Sometimes, I really think a video camera should be following me around and taping me at all times, so when I have days like today they could make a comedy film with the shots.
Today was the one rehearsal onstage with the orchestra, and I was only watching. I wished I was up there doing, but at least I got to see what everything looked like. However, the day was a comedy of errors for me.
It was raining today, so I decided not to walk the 35 minutes and to attempt to take the Strassenbahn. It's so confusing - there is the U-Bahn and the S-Bahn, but the Strassenbahn (which also starts with an S and ends with Bahn by the way, so come on, it's confusing) is like an aboveground tram that sort of links the subways stops I guess. In Germany, they trust you, so you don't need a ticket to get on board, but you do need one in case they are randomly checking. Can you imagine them just trusting everyone in New York? But anyway, I had to figure out how to buy a ticket once I got on board, and it was way too much work for me considering the fact that the instructions were also in english. But I managed it, although with the timing, I didn't quite make it to the theater at the top of the rehearsal.

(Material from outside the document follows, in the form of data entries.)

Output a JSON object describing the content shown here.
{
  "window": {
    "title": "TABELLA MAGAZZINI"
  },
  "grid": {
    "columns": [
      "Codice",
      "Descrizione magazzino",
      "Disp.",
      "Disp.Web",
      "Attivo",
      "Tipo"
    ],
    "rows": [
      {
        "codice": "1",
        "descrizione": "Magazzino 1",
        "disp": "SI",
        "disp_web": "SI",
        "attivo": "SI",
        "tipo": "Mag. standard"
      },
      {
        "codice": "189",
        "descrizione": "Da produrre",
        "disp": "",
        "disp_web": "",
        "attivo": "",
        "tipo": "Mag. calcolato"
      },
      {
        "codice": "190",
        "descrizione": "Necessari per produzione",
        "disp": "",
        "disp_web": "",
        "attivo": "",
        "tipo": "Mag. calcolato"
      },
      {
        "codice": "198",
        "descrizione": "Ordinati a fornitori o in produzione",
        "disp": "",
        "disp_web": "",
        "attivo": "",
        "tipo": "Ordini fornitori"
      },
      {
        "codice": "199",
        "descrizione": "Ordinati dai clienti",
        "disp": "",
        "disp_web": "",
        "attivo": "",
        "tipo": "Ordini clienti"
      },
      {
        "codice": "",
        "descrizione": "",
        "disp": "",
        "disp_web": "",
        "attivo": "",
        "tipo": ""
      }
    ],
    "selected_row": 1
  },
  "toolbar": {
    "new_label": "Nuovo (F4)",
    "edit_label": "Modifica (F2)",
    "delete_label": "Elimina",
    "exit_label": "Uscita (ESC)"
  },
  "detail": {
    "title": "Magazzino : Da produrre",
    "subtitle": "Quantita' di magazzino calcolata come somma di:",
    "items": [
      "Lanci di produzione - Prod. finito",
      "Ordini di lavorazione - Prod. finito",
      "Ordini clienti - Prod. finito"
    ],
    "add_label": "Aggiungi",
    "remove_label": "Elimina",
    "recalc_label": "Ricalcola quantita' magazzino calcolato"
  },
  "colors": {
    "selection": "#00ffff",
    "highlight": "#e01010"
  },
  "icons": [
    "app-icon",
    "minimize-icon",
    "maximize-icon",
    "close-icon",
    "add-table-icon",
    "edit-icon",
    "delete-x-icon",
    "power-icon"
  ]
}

When I entered at the stage door, I heard through the speakers that they had only gotten to Figaro's aria, which was good because Rosina's first entrace is just after that. I walked quickly through the underground tunnel to the part of the building that contains the stage, and tried to find my way into the actual theater. I knew where the stage was from my audition, but I didn't know how to get into the house, and it was kind of complicated - little doors and little rooms linking the audience to the backstage. I finally found myself in the lobby, and could still hear the music, but through the doors now, and he was getting to the fast part of the aria. I opened the first door I came to, and saw that it was some box way stage right - that would be no good, I wouldn't be able to see all the entrances and exits. So I started trying to open more doors towards the center. Except the Staatsoper theater has this bizarre set up where the doors to the house only open from the inside - on the outside they are completely without handles, and therefore impossible to get in. I guess before the performances some usher comes around and opens them, and because germans are SERIOUS about their opera, they don't want latecomers to even be ABLE to get in. So here I was, racing around trying to open these doors with no handles, all to the soundtrack of "Figaro qua, Figaro la, Figaro su, Figaro giu," just trying to make it into the theater before my entrance. I raced down to the orchestra level, and found several more doors with no handles until I came upon one that was open and raced to my seat just in time for the aria to be over. Just the sight of me racing from handle-less door to handle-less to the tune of Largo al Factotum would have made good tv.
I sat in the theater and watched the show - my impressions were that I was thankful that there is basically no set (it's an open square made out of curtains, and that's it) because it meant I wouldn't have to contend with any stairs, which is always a nightmare without rehearsal. I watched the first act, took a break, and came back for the second act. We arrived at Rosina's second aria, and at the end of this aria, in this production, they have added an extremely long and detailed cadenza for Rosina to sing while she bounces back and fourth between her lover the Count and her guardian Bartolo. This particular candenza is very long - for comedic purposes - and completely acapella. A couple seconds after the orchestra stopped playing and she started her cadenza, my cell phone started ringing. The things that make this horrifying (more than normal) are 1. I was sitting in the third row directly behind the conductor, 2. My iphone ring is something called "piano riff", and it's like that tune that the piano plays before you sing "I got the blues", so it seemed even more obtrusive than just a ring 3. This was my aria, my moment that I was supposed to be watching and instead, I was apparently receiving a phone call from BB King. I tried to reach in my bag and turn it off but it was buried too far in there, so I leapt up, knocking over my water bottle with a thud, and raced out of the theater as fast as possible. Later, several people who were sitting behind me asked me why I raced out so quickly because they hadn't heard the phone ring. I was utterly and completely mortified - one of my WORST nightmares is that my phone would ring during a performance, and I usually take great pains to not only turn it to silent, but to turn it off, and even remove the battery if I can. I'm PARANOID. But I guess in my race to open doors without handles, I must have forgotten to turn it off, and had the distinct pleasure of being completely humiliated by my own stupidity. Mortifying.
But the silver lining to this day was that I spoke to the director, and while I won't have the opportunity to rehearse with my colleagues, I will get to run all my parts in the show in a rehearsal room, with the director walking the other parts, and I will even get to wear my costume and wig for this "run-through". That is a big bonus because there are a couple of times I have to take an outer piece of the costume on and off quickly and that's the kind of thing my nervous fingers tend to bungle without practice. Finding that out was a relief. I also managed to snag a DVD copy of a performance of this production, so honestly, I should be fine.
This, incidentally, is the view from the kitchen window of the apartment I've now moved into. The church bells ring several times per day, and I feel a great calm when I hear them. I swear to god I didn't set up this shot, I was just making myself lunch (the strawberries were great, those other little berries I bought because they reminded me of Hansel and Gretel, but they were really weird tasting) and I thought - I have to photograph this!